« Reply #4 on: Monday 24 January 11 22:35 GMT (UK) »
Here are some instructions for resizing using Irfanview software, thanks to jim1  :)

  • Open image in Irfanview. 
  • Select "image" menu and in the dropdown list select "resize/resample".  You will get a box that looks like the one below.
  • Put a tick in "preserve aspect ratio"
  • Put a bullet in "set new size" and put in the dimensions you want (you only have to reduce the width or height as the other will change automatically). 

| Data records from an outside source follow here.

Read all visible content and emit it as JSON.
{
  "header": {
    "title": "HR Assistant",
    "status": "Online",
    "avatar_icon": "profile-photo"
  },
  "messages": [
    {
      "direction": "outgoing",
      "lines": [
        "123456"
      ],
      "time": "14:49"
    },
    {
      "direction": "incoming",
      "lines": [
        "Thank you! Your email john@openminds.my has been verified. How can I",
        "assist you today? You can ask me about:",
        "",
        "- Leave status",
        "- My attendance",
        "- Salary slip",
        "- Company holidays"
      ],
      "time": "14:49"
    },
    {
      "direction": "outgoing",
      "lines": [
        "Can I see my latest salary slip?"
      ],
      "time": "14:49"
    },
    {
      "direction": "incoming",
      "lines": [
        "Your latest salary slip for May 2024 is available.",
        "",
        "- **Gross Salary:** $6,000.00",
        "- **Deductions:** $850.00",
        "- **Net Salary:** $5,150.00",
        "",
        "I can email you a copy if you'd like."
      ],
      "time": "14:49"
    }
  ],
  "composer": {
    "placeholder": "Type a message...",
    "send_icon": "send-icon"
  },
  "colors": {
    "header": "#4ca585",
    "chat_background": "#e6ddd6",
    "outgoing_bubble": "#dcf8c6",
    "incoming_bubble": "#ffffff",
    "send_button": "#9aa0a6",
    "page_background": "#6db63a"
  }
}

  • At the bottom of the main window you will see the original size the file was (in this case 8.81Mb) and when you click OK you will see the new size.  In this case the new size was 1.22Mb - keep resizing until you get the file size just below 500Kb.